GS: It's a factor of the economics of this business. In movies, you get XYZ Pictures in association with ABC, Old Line, New World, Capitol Production present a John Jones-Henry Schmidt film, and so on. It's really somewhat absurd. Having people listed as producers whose contribution to the creative process is minimal is understandable; they're making an investment. But there has to be distinction between the creative process. We are an equal financer without partners in every show we do. And the Nederlanders and Jujamcyn put up substantial moneys in shows as well. PBOL: You're currently building a brand-new, Off-Broadway theatre in midtown. How's that going?
GS: We're hoping it will be ready in September. The interior is mostly finished, but the fitting out of the theatre has to be completed. It's a proscenium, 499 seats.
PBOL: What's it called?
GS: No name yet; that's due in two months. And it will open with a new play by a leading American playwright.
PBOL: Rumors have been floating about that the Belasco Theatre may be on the market. Any truth?
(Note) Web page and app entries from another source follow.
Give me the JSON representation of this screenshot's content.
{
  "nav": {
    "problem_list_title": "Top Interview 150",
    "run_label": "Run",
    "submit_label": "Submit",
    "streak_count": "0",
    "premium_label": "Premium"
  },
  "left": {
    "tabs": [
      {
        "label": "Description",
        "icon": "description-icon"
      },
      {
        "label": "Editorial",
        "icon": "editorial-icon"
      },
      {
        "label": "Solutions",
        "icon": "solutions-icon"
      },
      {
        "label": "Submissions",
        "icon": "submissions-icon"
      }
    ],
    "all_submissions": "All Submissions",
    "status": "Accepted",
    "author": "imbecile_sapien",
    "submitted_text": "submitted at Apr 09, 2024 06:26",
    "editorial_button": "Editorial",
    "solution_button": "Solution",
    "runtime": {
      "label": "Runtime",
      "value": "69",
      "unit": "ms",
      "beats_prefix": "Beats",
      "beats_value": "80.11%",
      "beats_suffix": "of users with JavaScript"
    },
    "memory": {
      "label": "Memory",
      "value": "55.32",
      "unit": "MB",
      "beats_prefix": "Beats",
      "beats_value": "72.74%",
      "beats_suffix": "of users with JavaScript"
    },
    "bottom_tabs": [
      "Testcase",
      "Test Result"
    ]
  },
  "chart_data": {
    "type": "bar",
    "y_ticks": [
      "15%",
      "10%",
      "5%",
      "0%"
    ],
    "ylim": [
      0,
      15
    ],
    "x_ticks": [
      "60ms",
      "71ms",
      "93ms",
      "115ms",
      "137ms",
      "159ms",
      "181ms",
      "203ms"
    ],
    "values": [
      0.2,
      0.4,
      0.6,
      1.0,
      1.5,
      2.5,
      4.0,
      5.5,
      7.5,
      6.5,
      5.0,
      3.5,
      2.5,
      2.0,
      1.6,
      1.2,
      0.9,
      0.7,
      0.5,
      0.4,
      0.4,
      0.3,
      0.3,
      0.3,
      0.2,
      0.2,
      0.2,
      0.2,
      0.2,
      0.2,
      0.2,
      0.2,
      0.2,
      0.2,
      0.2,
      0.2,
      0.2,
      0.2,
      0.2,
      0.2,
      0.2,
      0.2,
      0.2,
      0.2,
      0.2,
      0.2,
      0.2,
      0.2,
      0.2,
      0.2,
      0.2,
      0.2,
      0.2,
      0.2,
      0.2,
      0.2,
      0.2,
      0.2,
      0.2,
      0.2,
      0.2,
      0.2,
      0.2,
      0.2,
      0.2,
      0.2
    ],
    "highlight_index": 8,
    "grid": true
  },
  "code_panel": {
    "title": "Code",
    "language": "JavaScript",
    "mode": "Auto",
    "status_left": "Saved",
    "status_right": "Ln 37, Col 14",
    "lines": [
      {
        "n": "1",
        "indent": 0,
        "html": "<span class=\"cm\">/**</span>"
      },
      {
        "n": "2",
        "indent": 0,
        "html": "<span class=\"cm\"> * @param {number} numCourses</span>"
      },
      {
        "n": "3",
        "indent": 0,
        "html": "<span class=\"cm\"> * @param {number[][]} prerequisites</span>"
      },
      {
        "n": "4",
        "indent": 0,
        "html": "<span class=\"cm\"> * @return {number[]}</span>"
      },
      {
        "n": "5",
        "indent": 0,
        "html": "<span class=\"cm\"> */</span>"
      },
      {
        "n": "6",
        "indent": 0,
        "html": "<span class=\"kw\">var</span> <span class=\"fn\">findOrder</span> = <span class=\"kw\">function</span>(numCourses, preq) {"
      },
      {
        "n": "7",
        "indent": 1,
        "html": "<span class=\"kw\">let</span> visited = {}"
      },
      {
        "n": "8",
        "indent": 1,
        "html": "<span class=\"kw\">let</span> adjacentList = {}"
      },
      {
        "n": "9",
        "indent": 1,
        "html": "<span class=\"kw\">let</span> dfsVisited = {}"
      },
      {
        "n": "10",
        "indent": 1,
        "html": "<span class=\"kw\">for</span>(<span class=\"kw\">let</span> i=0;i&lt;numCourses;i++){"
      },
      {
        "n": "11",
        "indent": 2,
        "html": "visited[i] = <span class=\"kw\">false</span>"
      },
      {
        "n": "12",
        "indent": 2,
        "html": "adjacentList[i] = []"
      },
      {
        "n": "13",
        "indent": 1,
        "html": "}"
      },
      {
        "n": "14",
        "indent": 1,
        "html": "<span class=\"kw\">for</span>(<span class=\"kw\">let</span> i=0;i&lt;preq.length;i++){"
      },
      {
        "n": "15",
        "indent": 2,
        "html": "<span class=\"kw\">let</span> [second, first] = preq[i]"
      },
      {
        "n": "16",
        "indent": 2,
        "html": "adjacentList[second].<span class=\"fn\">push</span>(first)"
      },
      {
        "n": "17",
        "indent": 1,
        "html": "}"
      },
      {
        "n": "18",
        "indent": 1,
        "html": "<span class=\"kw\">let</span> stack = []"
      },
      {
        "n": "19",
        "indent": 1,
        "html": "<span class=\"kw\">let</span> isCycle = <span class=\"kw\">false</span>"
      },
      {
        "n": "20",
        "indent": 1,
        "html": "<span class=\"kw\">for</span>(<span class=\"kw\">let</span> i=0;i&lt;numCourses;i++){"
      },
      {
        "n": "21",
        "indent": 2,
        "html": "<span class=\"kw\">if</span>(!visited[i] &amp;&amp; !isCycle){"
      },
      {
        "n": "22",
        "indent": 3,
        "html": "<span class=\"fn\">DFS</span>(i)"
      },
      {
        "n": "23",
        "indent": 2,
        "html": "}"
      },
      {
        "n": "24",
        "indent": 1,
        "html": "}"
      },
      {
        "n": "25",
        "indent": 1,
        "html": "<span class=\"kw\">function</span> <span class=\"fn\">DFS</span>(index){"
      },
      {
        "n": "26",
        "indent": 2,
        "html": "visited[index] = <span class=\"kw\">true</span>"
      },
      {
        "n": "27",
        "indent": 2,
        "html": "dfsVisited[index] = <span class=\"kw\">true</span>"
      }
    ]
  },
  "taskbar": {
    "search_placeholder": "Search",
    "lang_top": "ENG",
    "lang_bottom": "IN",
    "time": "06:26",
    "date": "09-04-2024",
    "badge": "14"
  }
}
GS: Of course we're holding onto it. Why shouldn't we hold on to it? We're in the business of preserving and maintaining theatres. This summer, maybe Frankie and Johnny in the Claire de Lune will come there, but we're also talking to other candidates looking for a theatre.
PBOL: Speaking of shows hoping to come in to Broadway, the Shuberts have gotten strongly behind a French musical, Le Passe Muraille, which is looking to come to New York soon. What's the latest?
GS: The show is based on a French short story [by Marcel Ayme] about a man who could walk through walls. It's adapted by Jeremy Sams with music by Michel LeGrand, who did the music for the movie "The Umbrellas of Cherbourg." We're hoping James Lapine will direct, but the time frame depends on his schedule [after Into the Woods]. It may be late spring or early fall. We'll probably change the name, maybe for a character's name in the play. It's a small musical, estimated in the $3-3.5 million range, but estimates are only that, made before negotiating all the deals.
— By David Lefkowitz